Even if you don’t, those hip and groovy charmers from online holiday rental agencies will be all over it, using buzzwords such as “disruptive” and “sharing economy” and “collaborative consumption” to plead their case.
I’m pretty sure they will be less vocal on unfashionable words such as responsibility, bylaws, levies, taxes, zoning, and wear and tear.
Living in strata has enough problems without an agency like Airbnb coming along and helping owners and tenants to illegally let their entire flat to footy fans, bucks parties and boisterous families out for a good holiday.
Even worse, if anyone in the building complains, they’ll let the hosts know but after that it’s up to the hosts – just as long as Airbnb gets their commission. Cue sound of hands being washed.

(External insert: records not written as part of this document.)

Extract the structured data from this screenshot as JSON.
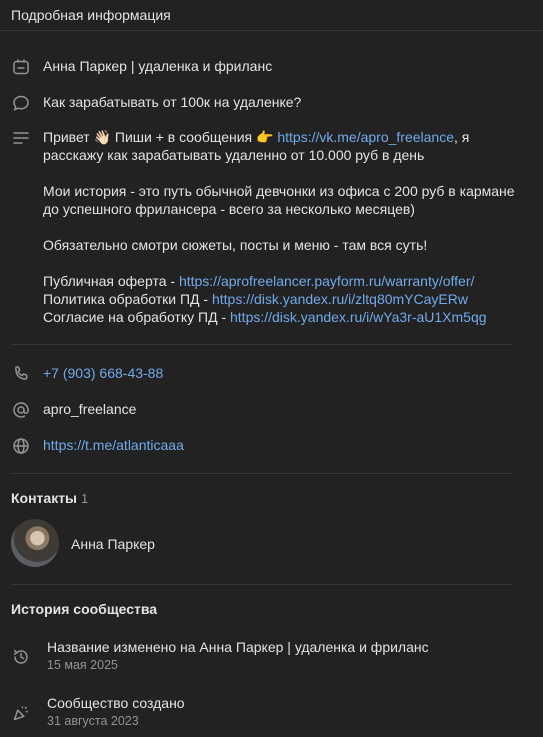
{
  "header": {
    "title": "Подробная информация"
  },
  "info": {
    "name": "Анна Паркер | удаленка и фриланс",
    "status": "Как зарабатывать от 100к на удаленке?",
    "description": {
      "l1_pre": "Привет 👋🏻 Пиши + в сообщения 👉 ",
      "l1_link": "https://vk.me/apro_freelance",
      "l1_post": ", я",
      "l2": "расскажу как зарабатывать удаленно от 10.000 руб в день",
      "l3": "Мои история - это путь обычной девчонки из офиса с 200 руб в кармане",
      "l4": "до успешного фрилансера - всего за несколько месяцев)",
      "l5": "Обязательно смотри сюжеты, посты и меню - там вся суть!",
      "l6_pre": "Публичная оферта - ",
      "l6_link": "https://aprofreelancer.payform.ru/warranty/offer/",
      "l7_pre": "Политика обработки ПД - ",
      "l7_link": "https://disk.yandex.ru/i/zltq80mYCayERw",
      "l8_pre": "Согласие на обработку ПД - ",
      "l8_link": "https://disk.yandex.ru/i/wYa3r-aU1Xm5qg"
    },
    "phone": "+7 (903) 668-43-88",
    "username": "apro_freelance",
    "website": "https://t.me/atlanticaaa"
  },
  "contacts": {
    "title": "Контакты",
    "count": "1",
    "items": [
      {
        "name": "Анна Паркер"
      }
    ]
  },
  "history": {
    "title": "История сообщества",
    "items": [
      {
        "text": "Название изменено на Анна Паркер | удаленка и фриланс",
        "date": "15 мая 2025"
      },
      {
        "text": "Сообщество создано",
        "date": "31 августа 2023"
      }
    ]
  },
  "icons": [
    "calendar-icon",
    "speech-bubble-icon",
    "text-lines-icon",
    "phone-icon",
    "at-sign-icon",
    "globe-icon",
    "history-icon",
    "party-popper-icon"
  ],
  "colors": {
    "background": "#222222",
    "text": "#e1e3e6",
    "link": "#71aaeb",
    "muted": "#939393",
    "divider": "#363738"
  }
}
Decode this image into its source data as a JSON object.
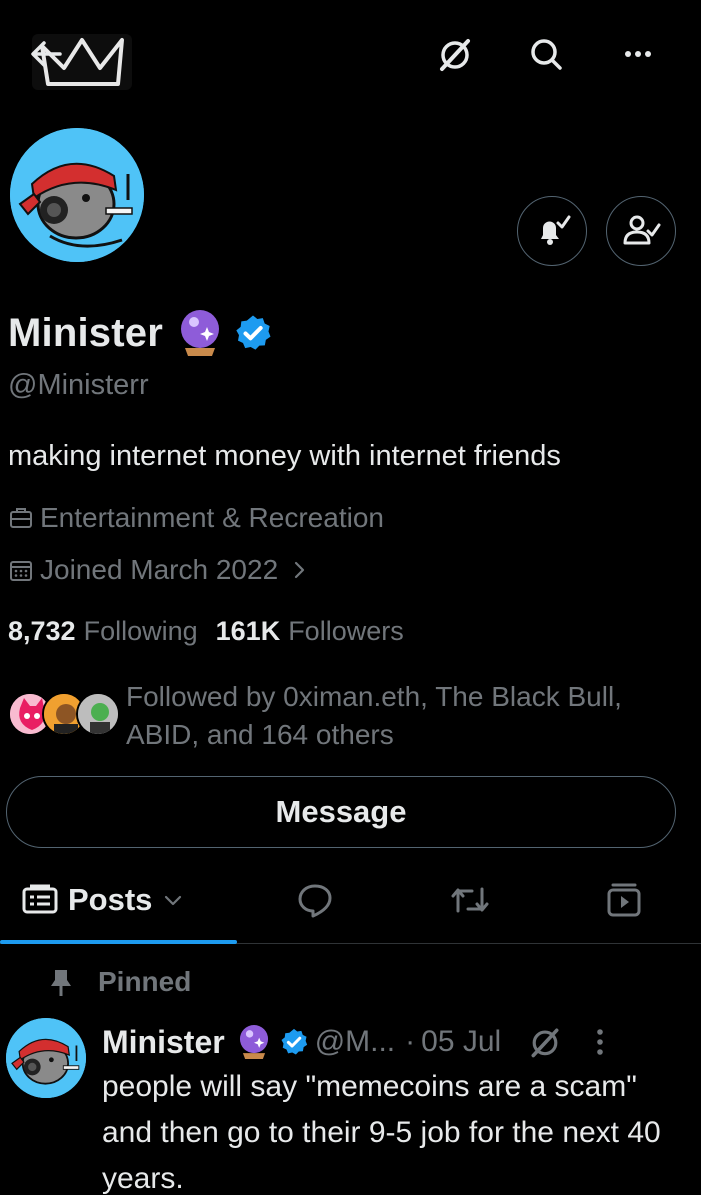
{
  "header": {
    "back_icon": "back-arrow-icon",
    "logo_icon": "crown-icon",
    "actions": [
      "grok-icon",
      "search-icon",
      "more-icon"
    ]
  },
  "profile": {
    "name": "Minister",
    "handle": "@Ministerr",
    "bio": "making internet money with internet friends",
    "category": "Entertainment & Recreation",
    "joined": "Joined March 2022",
    "following_count": "8,732",
    "following_label": "Following",
    "followers_count": "161K",
    "followers_label": "Followers",
    "followed_by": "Followed by 0ximan.eth, The Black Bull, ABID, and 164 others",
    "message_label": "Message",
    "verified_color": "#1d9bf0"
  },
  "tabs": {
    "posts_label": "Posts"
  },
  "pinned_post": {
    "pinned_label": "Pinned",
    "author": "Minister",
    "handle": "@M...",
    "separator": "·",
    "date": "05 Jul",
    "text": "people will say \"memecoins are a scam\" and then go to their 9-5 job for the next 40 years."
  },
  "colors": {
    "background": "#000000",
    "text_primary": "#e7e9ea",
    "text_secondary": "#71767b",
    "accent": "#1d9bf0",
    "border": "#536471"
  }
}
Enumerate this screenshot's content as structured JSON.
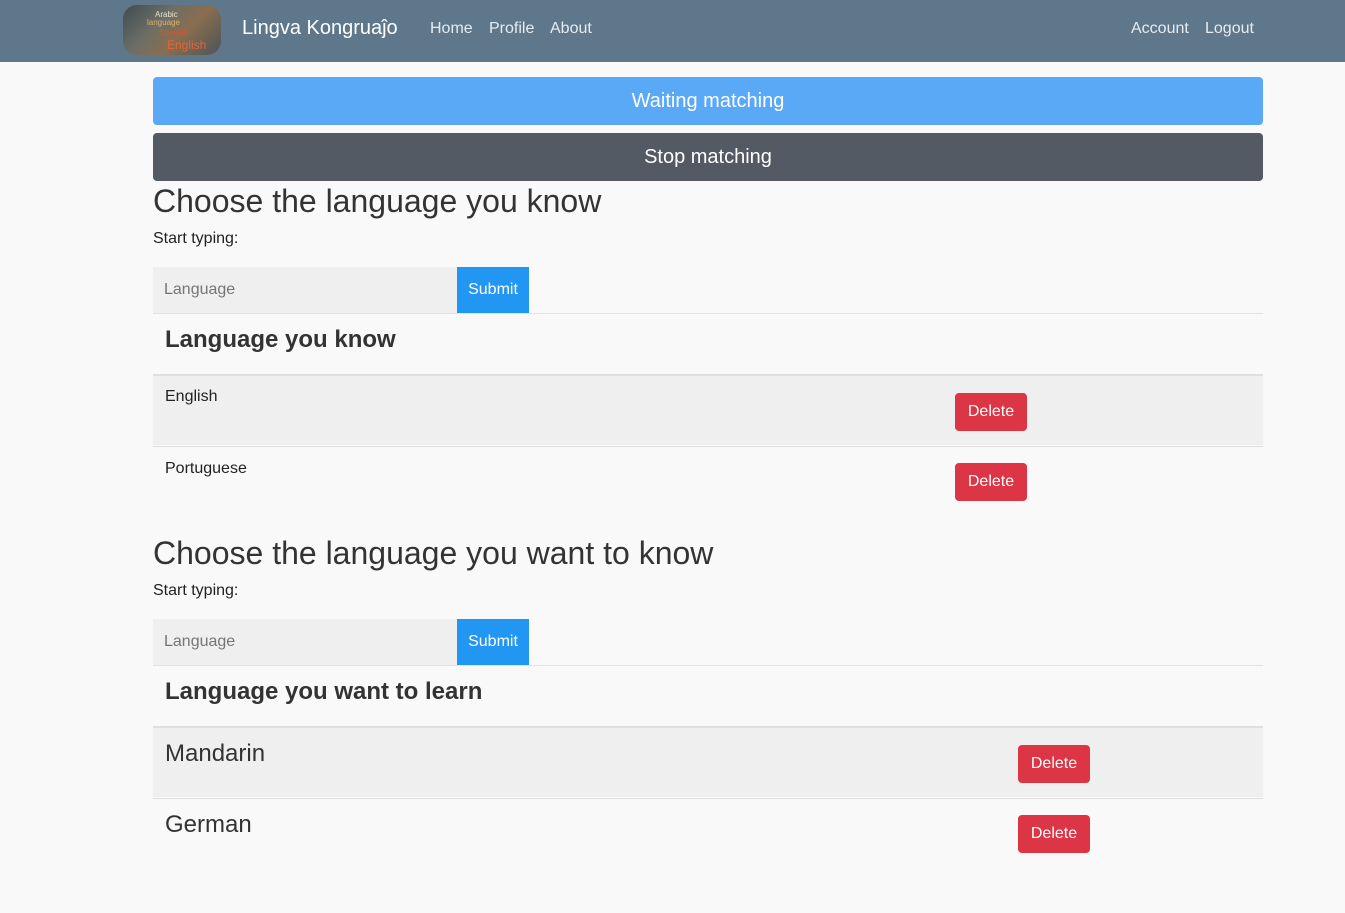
{
  "navbar": {
    "brand": "Lingva Kongruaĵo",
    "logo_words": [
      "Arabic",
      "language",
      "Spanish",
      "English"
    ],
    "links": [
      "Home",
      "Profile",
      "About"
    ],
    "account": "Account",
    "logout": "Logout",
    "color": "#5f778b"
  },
  "matching": {
    "waiting_label": "Waiting matching",
    "stop_label": "Stop matching"
  },
  "known": {
    "title": "Choose the language you know",
    "hint": "Start typing:",
    "placeholder": "Language",
    "submit": "Submit",
    "table_header": "Language you know",
    "rows": [
      {
        "name": "English",
        "action": "Delete"
      },
      {
        "name": "Portuguese",
        "action": "Delete"
      }
    ]
  },
  "learn": {
    "title": "Choose the language you want to know",
    "hint": "Start typing:",
    "placeholder": "Language",
    "submit": "Submit",
    "table_header": "Language you want to learn",
    "rows": [
      {
        "name": "Mandarin",
        "action": "Delete"
      },
      {
        "name": "German",
        "action": "Delete"
      }
    ]
  },
  "colors": {
    "primary": "#2196f3",
    "waiting": "#5aa9f7",
    "stop": "#545a63",
    "danger": "#dc3545"
  }
}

Those hip and groovy charmers from online holiday rental agencies will be all over the inquiry.
Airbnb isn’t breaking any law that I know of, but it is, without accepting any responsibility for the consequences, earning squillions out of making it easy for greedy, selfish apartment owners and tenants to disrupt the peaceful lives of their neighbours.

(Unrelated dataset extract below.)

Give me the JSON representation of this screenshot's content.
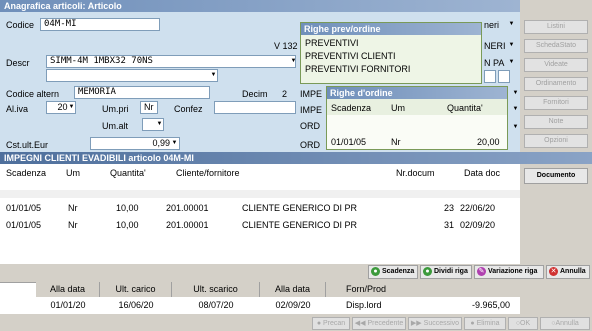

Letting entire houses is fine but a unit in a residential block means maximum pain for one person’s gain.
It would take agencies half a second to compile a register of unit blocks where short-term letting is clearly banned and apartments shouldn’t be listed.
Residential apartment blocks are people’s homes and if a different set of party animals and hyped-up holidaymakers was traipsing through yours every weekend, you’d have something to say about it.